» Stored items
++++++
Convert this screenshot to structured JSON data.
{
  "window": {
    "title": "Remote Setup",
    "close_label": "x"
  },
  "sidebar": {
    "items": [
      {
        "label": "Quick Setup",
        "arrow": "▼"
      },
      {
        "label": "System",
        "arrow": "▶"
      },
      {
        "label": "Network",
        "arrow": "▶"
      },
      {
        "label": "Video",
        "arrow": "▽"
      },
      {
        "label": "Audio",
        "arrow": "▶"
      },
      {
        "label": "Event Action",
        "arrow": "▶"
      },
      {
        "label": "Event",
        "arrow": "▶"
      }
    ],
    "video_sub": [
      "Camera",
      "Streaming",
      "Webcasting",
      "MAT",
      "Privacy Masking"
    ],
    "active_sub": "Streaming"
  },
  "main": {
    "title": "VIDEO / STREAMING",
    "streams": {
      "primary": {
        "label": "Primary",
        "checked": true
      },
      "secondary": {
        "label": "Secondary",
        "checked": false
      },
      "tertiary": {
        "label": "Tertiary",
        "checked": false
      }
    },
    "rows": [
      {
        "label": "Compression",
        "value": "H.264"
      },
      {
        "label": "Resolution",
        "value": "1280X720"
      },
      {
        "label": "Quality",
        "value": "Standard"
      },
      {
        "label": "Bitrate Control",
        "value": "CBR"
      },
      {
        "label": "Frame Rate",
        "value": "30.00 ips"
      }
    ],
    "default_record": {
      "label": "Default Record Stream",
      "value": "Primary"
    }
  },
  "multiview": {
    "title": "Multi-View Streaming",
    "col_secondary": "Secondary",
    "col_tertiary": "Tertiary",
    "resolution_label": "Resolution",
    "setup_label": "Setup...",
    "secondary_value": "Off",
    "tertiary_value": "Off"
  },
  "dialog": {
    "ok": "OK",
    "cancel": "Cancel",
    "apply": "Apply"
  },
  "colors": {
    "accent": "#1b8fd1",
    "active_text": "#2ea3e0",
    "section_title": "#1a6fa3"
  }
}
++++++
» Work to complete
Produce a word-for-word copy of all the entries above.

» Written solution
Convert this screenshot to structured JSON data.
{
  "window": {
    "title": "Remote Setup",
    "close_label": "x"
  },
  "sidebar": {
    "items": [
      {
        "label": "Quick Setup",
        "arrow": "▼"
      },
      {
        "label": "System",
        "arrow": "▶"
      },
      {
        "label": "Network",
        "arrow": "▶"
      },
      {
        "label": "Video",
        "arrow": "▽"
      },
      {
        "label": "Audio",
        "arrow": "▶"
      },
      {
        "label": "Event Action",
        "arrow": "▶"
      },
      {
        "label": "Event",
        "arrow": "▶"
      }
    ],
    "video_sub": [
      "Camera",
      "Streaming",
      "Webcasting",
      "MAT",
      "Privacy Masking"
    ],
    "active_sub": "Streaming"
  },
  "main": {
    "title": "VIDEO / STREAMING",
    "streams": {
      "primary": {
        "label": "Primary",
        "checked": true
      },
      "secondary": {
        "label": "Secondary",
        "checked": false
      },
      "tertiary": {
        "label": "Tertiary",
        "checked": false
      }
    },
    "rows": [
      {
        "label": "Compression",
        "value": "H.264"
      },
      {
        "label": "Resolution",
        "value": "1280X720"
      },
      {
        "label": "Quality",
        "value": "Standard"
      },
      {
        "label": "Bitrate Control",
        "value": "CBR"
      },
      {
        "label": "Frame Rate",
        "value": "30.00 ips"
      }
    ],
    "default_record": {
      "label": "Default Record Stream",
      "value": "Primary"
    }
  },
  "multiview": {
    "title": "Multi-View Streaming",
    "col_secondary": "Secondary",
    "col_tertiary": "Tertiary",
    "resolution_label": "Resolution",
    "setup_label": "Setup...",
    "secondary_value": "Off",
    "tertiary_value": "Off"
  },
  "dialog": {
    "ok": "OK",
    "cancel": "Cancel",
    "apply": "Apply"
  },
  "colors": {
    "accent": "#1b8fd1",
    "active_text": "#2ea3e0",
    "section_title": "#1a6fa3"
  }
}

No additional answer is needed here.